Paper by Jessica Feldman:”This scoping paper considers how digital tools, such as ICTs and AI, have failed to contribute to the “common good” in any sustained or scalable way. This is attributed to a problem that is at once political-economic and technical.
Many digital tools’ business models are predicated on advertising: framing the user as an individual consumer-to-be-targeted, not as an organization, movement, or any sort of commons. At the level of infrastructure and hardware, the increased privatization and centralization of transmission and production leads to a dangerous bottlenecking of communication power, and to labor and production practices that are undemocratic and damaging to common resources.

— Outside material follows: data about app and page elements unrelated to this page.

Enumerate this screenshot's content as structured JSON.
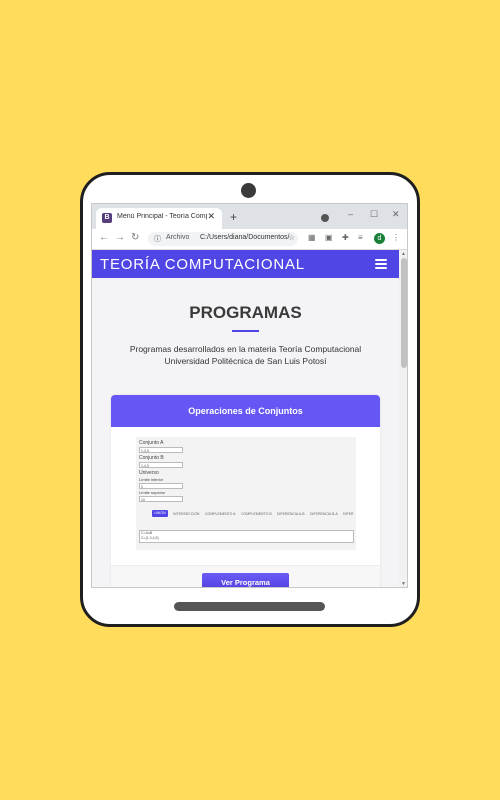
{
  "browser": {
    "tab_title": "Menú Principal - Teoría Computacional",
    "tab_close": "✕",
    "new_tab": "+",
    "favicon_letter": "B",
    "address_prefix": "Archivo",
    "address_url": "C:/Users/diana/Documentos/",
    "profile_initial": "d",
    "window_controls": [
      "–",
      "☐",
      "✕"
    ]
  },
  "site": {
    "brand": "TEORÍA COMPUTACIONAL",
    "nav_color": "#5046e5"
  },
  "programs_section": {
    "title": "PROGRAMAS",
    "description_line1": "Programas desarrollados en la materia Teoría Computacional",
    "description_line2": "Universidad Politécnica de San Luis Potosí"
  },
  "card": {
    "header": "Operaciones de Conjuntos",
    "header_color": "#6657f5",
    "button_label": "Ver Programa",
    "preview": {
      "label_a": "Conjunto A",
      "value_a": "1,3,5",
      "label_b": "Conjunto B",
      "value_b": "1,4,5",
      "label_universe": "Universo",
      "label_lower": "Límite inferior",
      "value_lower": "0",
      "label_upper": "Límite superior",
      "value_upper": "10",
      "buttons": [
        "UNIÓN",
        "INTERSECCIÓN",
        "COMPLEMENTO A",
        "COMPLEMENTO B",
        "DIFERENCIA A-B",
        "DIFERENCIA B-A",
        "DIFER"
      ],
      "output_line1": "C=AuB",
      "output_line2": "C={1,3,4,5}"
    }
  }
}
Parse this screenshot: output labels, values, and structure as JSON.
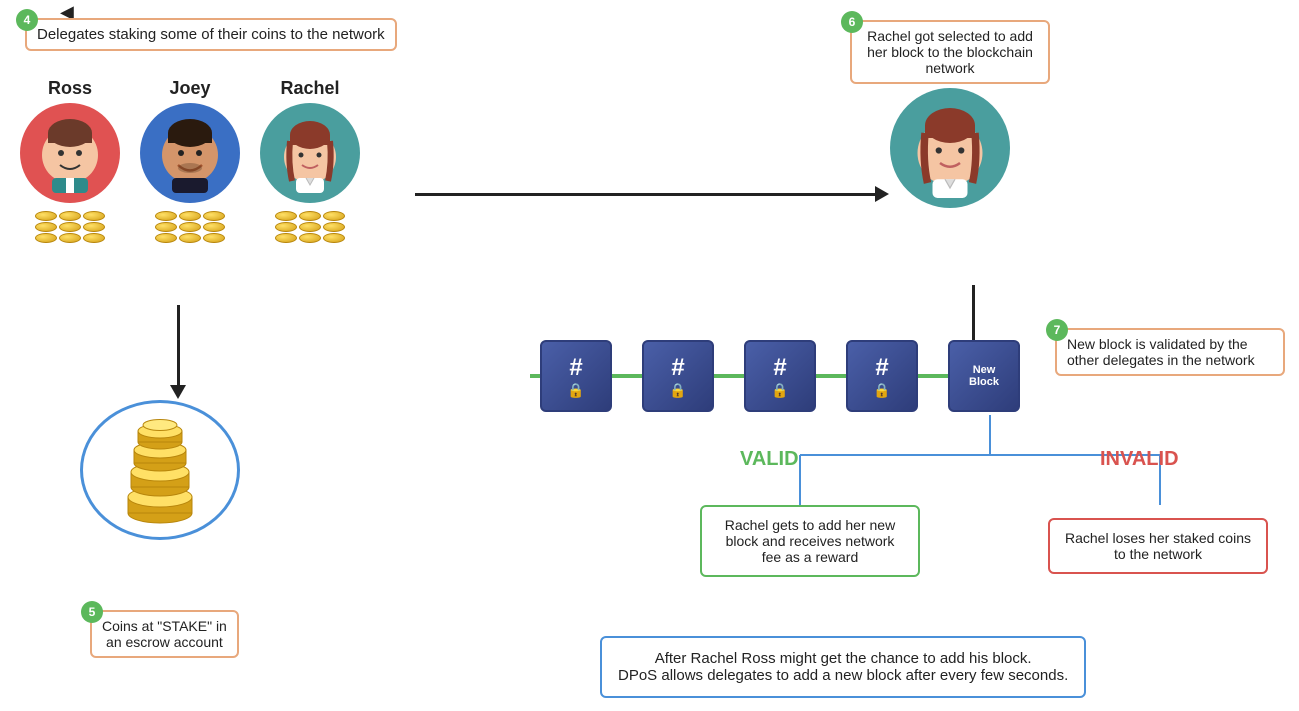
{
  "step4": {
    "badge": "4",
    "text": "Delegates staking some of their coins to the network"
  },
  "step5": {
    "badge": "5",
    "text": "Coins at \"STAKE\" in\nan escrow account"
  },
  "step6": {
    "badge": "6",
    "text": "Rachel got selected to add her block to the blockchain network"
  },
  "step7": {
    "badge": "7",
    "text": "New block is validated by the other delegates in the network"
  },
  "delegates": [
    {
      "name": "Ross",
      "avatarClass": "avatar-ross",
      "emoji": "😊"
    },
    {
      "name": "Joey",
      "avatarClass": "avatar-joey",
      "emoji": "😄"
    },
    {
      "name": "Rachel",
      "avatarClass": "avatar-rachel",
      "emoji": "🙂"
    }
  ],
  "valid": {
    "label": "VALID",
    "text": "Rachel gets to add her new block and receives network fee as a reward"
  },
  "invalid": {
    "label": "INVALID",
    "text": "Rachel loses her staked coins to the network"
  },
  "summary": {
    "text": "After Rachel Ross might get the chance to add his block.\nDPoS allows delegates to add a new block after every few seconds."
  },
  "blocks": [
    "#🔒",
    "#🔒",
    "#🔒",
    "#🔒"
  ],
  "newBlock": "New\nBlock"
}
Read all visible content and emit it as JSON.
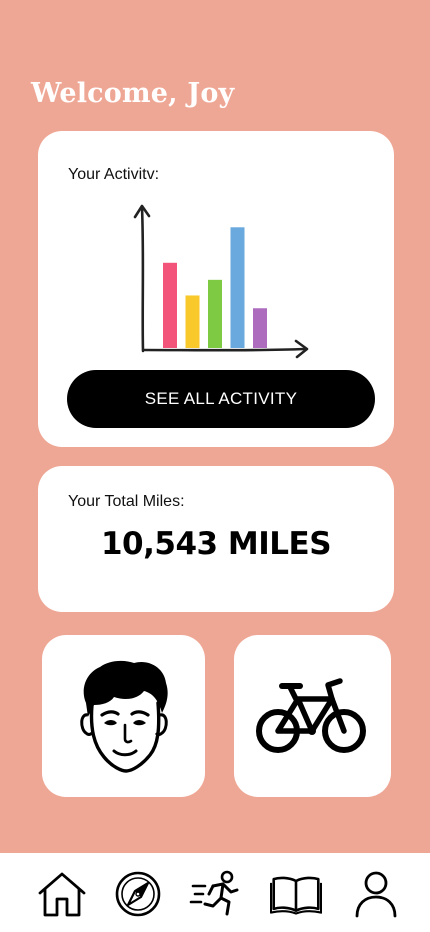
{
  "header": {
    "welcome": "Welcome, Joy"
  },
  "activity": {
    "label": "Your Activitv:",
    "button_label": "SEE ALL ACTIVITY",
    "bar_colors": [
      "#F2456E",
      "#F8C41A",
      "#73C532",
      "#5CA2DA",
      "#A660B8"
    ],
    "bar_levels": [
      0.6,
      0.37,
      0.48,
      0.85,
      0.28
    ]
  },
  "miles": {
    "label": "Your Total Miles:",
    "value": "10,543 MILES"
  },
  "tiles": [
    {
      "icon": "face-icon"
    },
    {
      "icon": "bicycle-icon"
    }
  ],
  "nav": {
    "items": [
      "home-icon",
      "compass-icon",
      "running-icon",
      "book-icon",
      "profile-icon"
    ]
  },
  "colors": {
    "background": "#EFA795",
    "card": "#FFFFFF",
    "button": "#000000"
  }
}
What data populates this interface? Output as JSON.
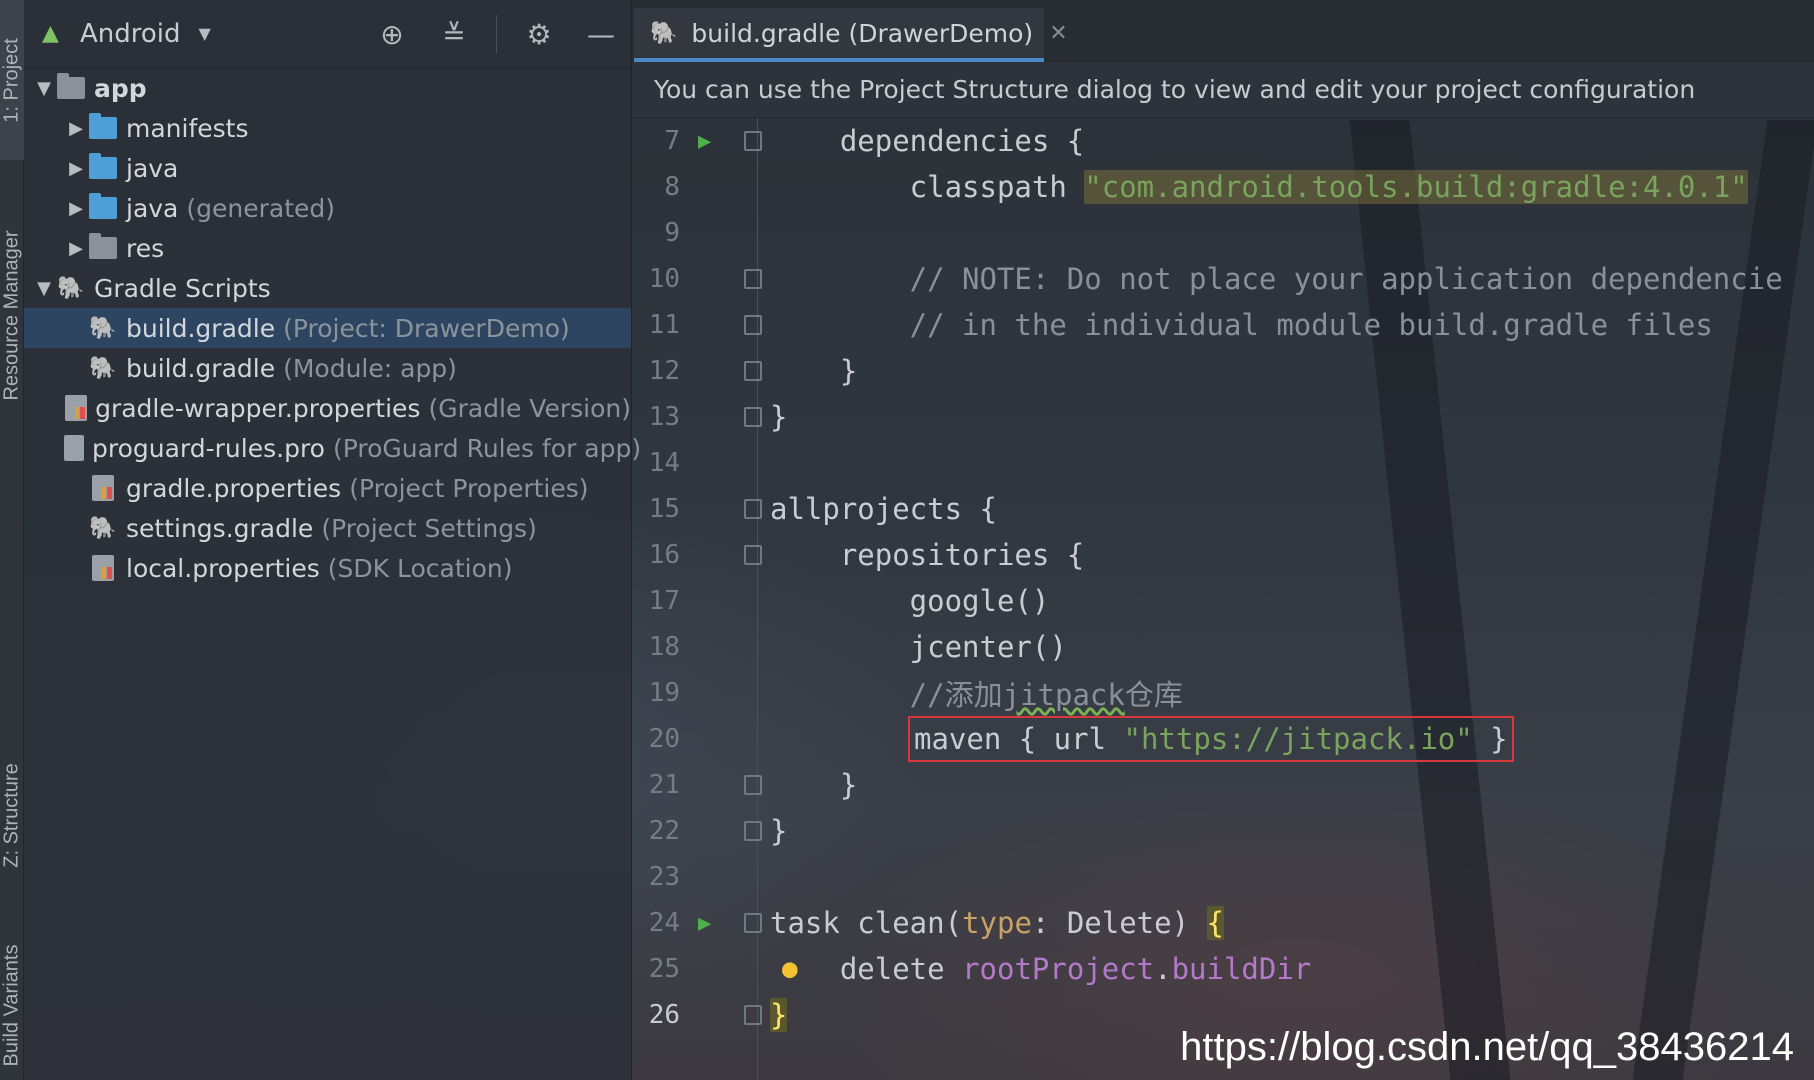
{
  "sidebar_tabs": {
    "project": "1: Project",
    "resource_manager": "Resource Manager",
    "structure": "Z: Structure",
    "build_variants": "Build Variants"
  },
  "project_panel": {
    "view_mode": "Android",
    "tree": [
      {
        "name": "app",
        "hint": "",
        "level": 0,
        "expanded": true,
        "icon": "module-folder-icon"
      },
      {
        "name": "manifests",
        "hint": "",
        "level": 1,
        "expanded": false,
        "icon": "folder-icon"
      },
      {
        "name": "java",
        "hint": "",
        "level": 1,
        "expanded": false,
        "icon": "folder-icon"
      },
      {
        "name": "java",
        "hint": "(generated)",
        "level": 1,
        "expanded": false,
        "icon": "generated-folder-icon"
      },
      {
        "name": "res",
        "hint": "",
        "level": 1,
        "expanded": false,
        "icon": "res-folder-icon"
      },
      {
        "name": "Gradle Scripts",
        "hint": "",
        "level": 0,
        "expanded": true,
        "icon": "gradle-icon"
      },
      {
        "name": "build.gradle",
        "hint": "(Project: DrawerDemo)",
        "level": 1,
        "selected": true,
        "icon": "gradle-icon"
      },
      {
        "name": "build.gradle",
        "hint": "(Module: app)",
        "level": 1,
        "icon": "gradle-icon"
      },
      {
        "name": "gradle-wrapper.properties",
        "hint": "(Gradle Version)",
        "level": 1,
        "icon": "properties-icon"
      },
      {
        "name": "proguard-rules.pro",
        "hint": "(ProGuard Rules for app)",
        "level": 1,
        "icon": "file-icon"
      },
      {
        "name": "gradle.properties",
        "hint": "(Project Properties)",
        "level": 1,
        "icon": "properties-icon"
      },
      {
        "name": "settings.gradle",
        "hint": "(Project Settings)",
        "level": 1,
        "icon": "gradle-icon"
      },
      {
        "name": "local.properties",
        "hint": "(SDK Location)",
        "level": 1,
        "icon": "properties-icon"
      }
    ]
  },
  "editor": {
    "tab_label": "build.gradle (DrawerDemo)",
    "notice": "You can use the Project Structure dialog to view and edit your project configuration",
    "lines": {
      "l7": {
        "n": "7",
        "text": "    dependencies {"
      },
      "l8": {
        "n": "8",
        "pre": "        classpath ",
        "str": "\"com.android.tools.build:gradle:4.0.1\""
      },
      "l9": {
        "n": "9"
      },
      "l10": {
        "n": "10",
        "text": "        // NOTE: Do not place your application dependencie"
      },
      "l11": {
        "n": "11",
        "text": "        // in the individual module build.gradle files"
      },
      "l12": {
        "n": "12",
        "text": "    }"
      },
      "l13": {
        "n": "13",
        "text": "}"
      },
      "l14": {
        "n": "14"
      },
      "l15": {
        "n": "15",
        "text": "allprojects {"
      },
      "l16": {
        "n": "16",
        "text": "    repositories {"
      },
      "l17": {
        "n": "17",
        "text": "        google()"
      },
      "l18": {
        "n": "18",
        "text": "        jcenter()"
      },
      "l19": {
        "n": "19",
        "pre": "        //添加",
        "squig": "jitpack",
        "post": "仓库"
      },
      "l20": {
        "n": "20",
        "pre": "maven { url ",
        "str": "\"https://jitpack.io\"",
        "post": " }"
      },
      "l21": {
        "n": "21",
        "text": "    }"
      },
      "l22": {
        "n": "22",
        "text": "}"
      },
      "l23": {
        "n": "23"
      },
      "l24": {
        "n": "24",
        "pre": "task clean(",
        "kw": "type",
        "mid": ": Delete) ",
        "brace": "{"
      },
      "l25": {
        "n": "25",
        "pre": "    delete ",
        "prop": "rootProject",
        "post": ".",
        "prop2": "buildDir"
      },
      "l26": {
        "n": "26",
        "brace": "}"
      }
    }
  },
  "watermark": "https://blog.csdn.net/qq_38436214"
}
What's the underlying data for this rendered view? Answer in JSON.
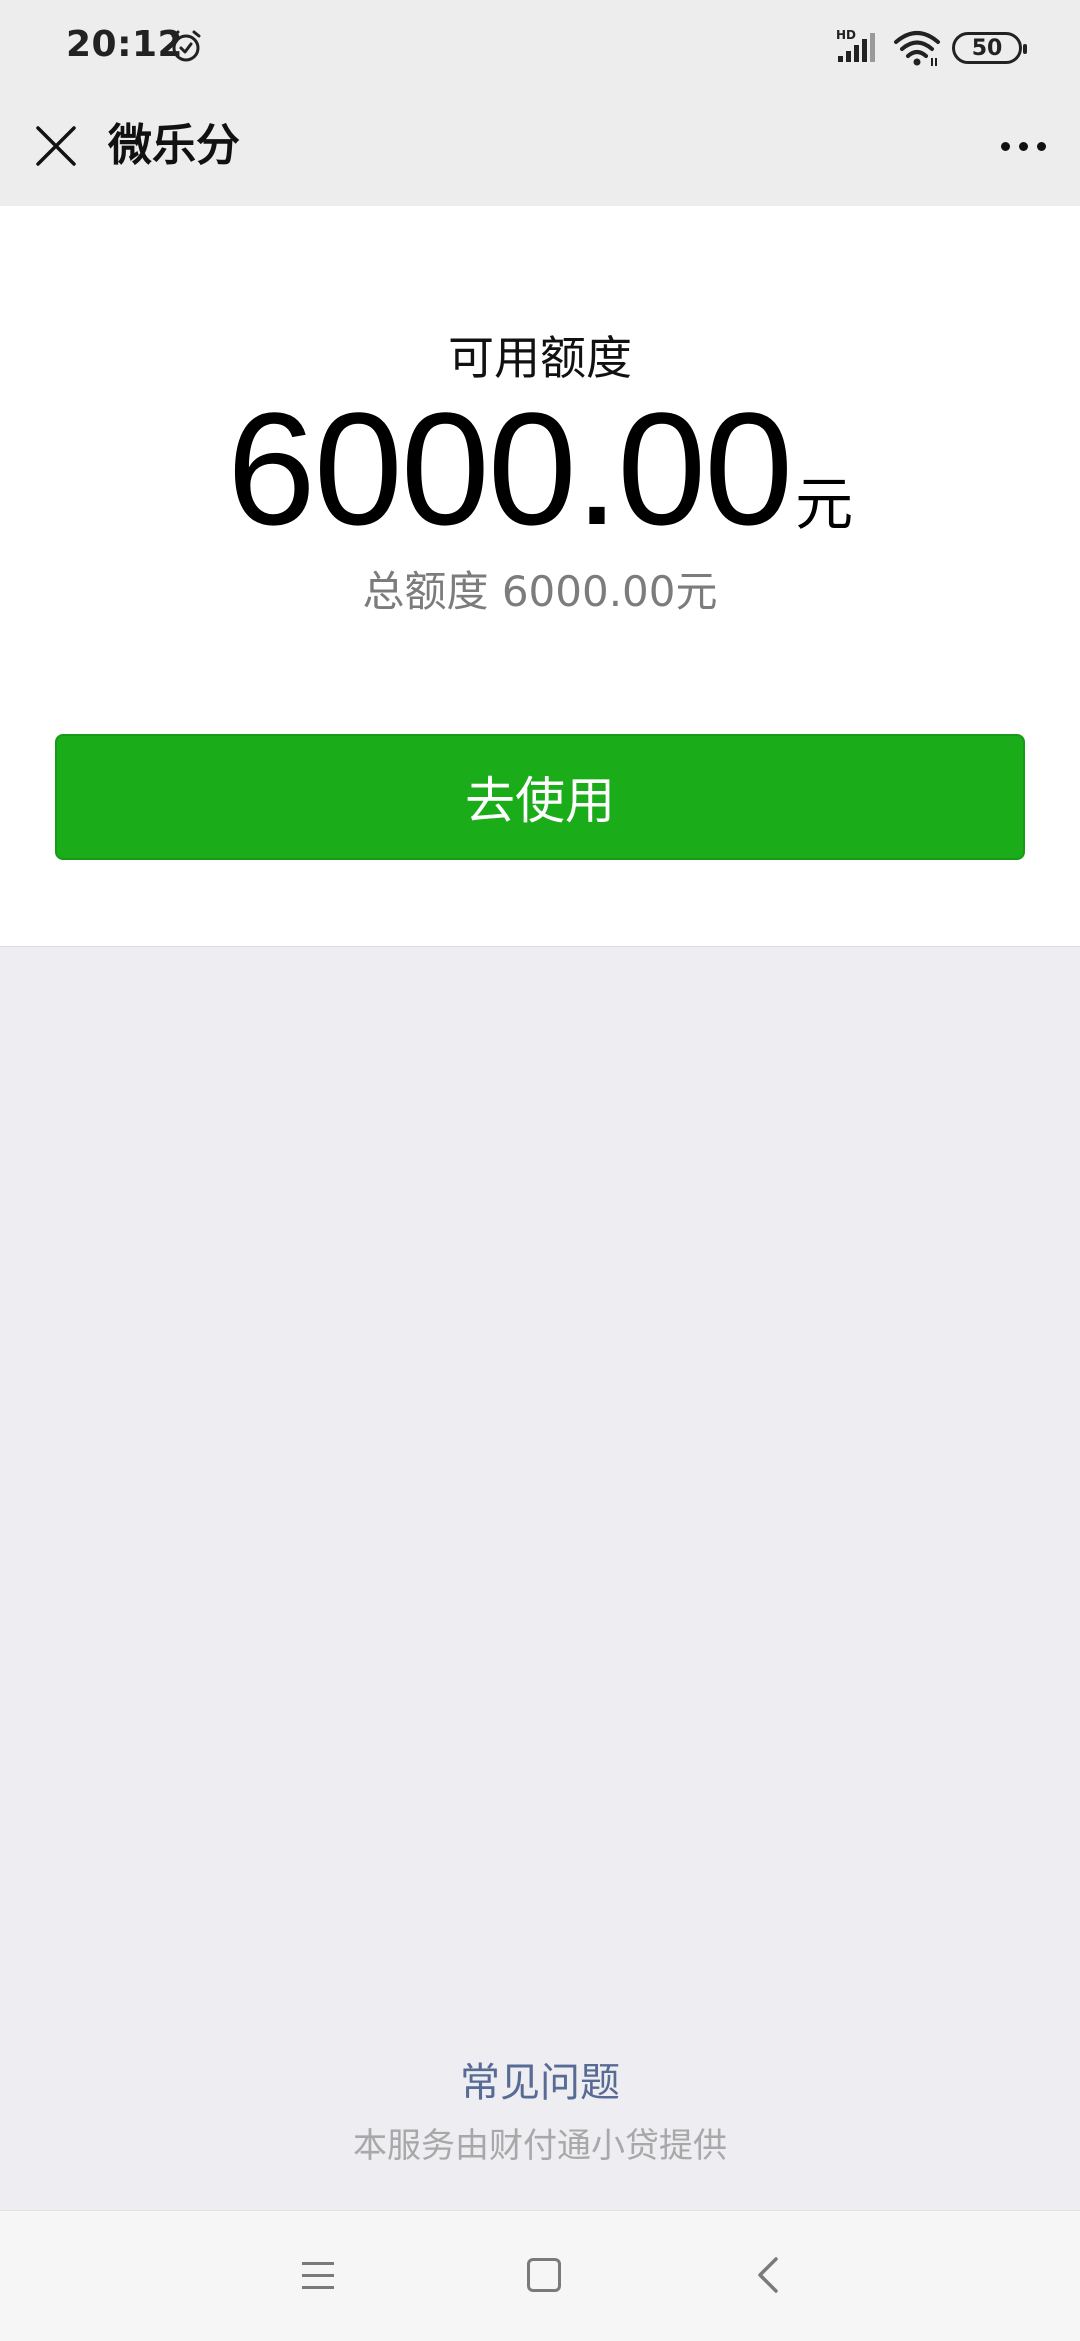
{
  "status_bar": {
    "time": "20:12",
    "alarm_icon": "alarm-clock-icon",
    "signal_icon": "hd-signal-icon",
    "wifi_icon": "wifi-icon",
    "battery_level": "50"
  },
  "nav": {
    "close_icon": "close-icon",
    "title": "微乐分",
    "more_icon": "more-dots-icon"
  },
  "credit": {
    "available_label": "可用额度",
    "available_amount": "6000.00",
    "unit": "元",
    "total_line": "总额度 6000.00元",
    "use_button_label": "去使用",
    "use_button_color": "#1AAD19"
  },
  "footer": {
    "faq_label": "常见问题",
    "faq_color": "#576B95",
    "provider_text": "本服务由财付通小贷提供"
  },
  "system_nav": {
    "menu_icon": "menu-lines-icon",
    "home_icon": "home-square-icon",
    "back_icon": "back-chevron-icon"
  }
}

These practices escalate collective action problems, pose a threat to democratic decision making, aggravate issues of economic and labor inequality, and harm the environment and health. At the same time, the growth of both AI and online community formation raise questions around the very definition of human subjectivity and modes of relationality. Based on an operational definition of the common good grounded in ethics of care, sustainability, and redistributive justice, suggestions are made for solutions and further research in the areas of participatory design, digital democracy, digital labor, and environmental sustainability….(More)”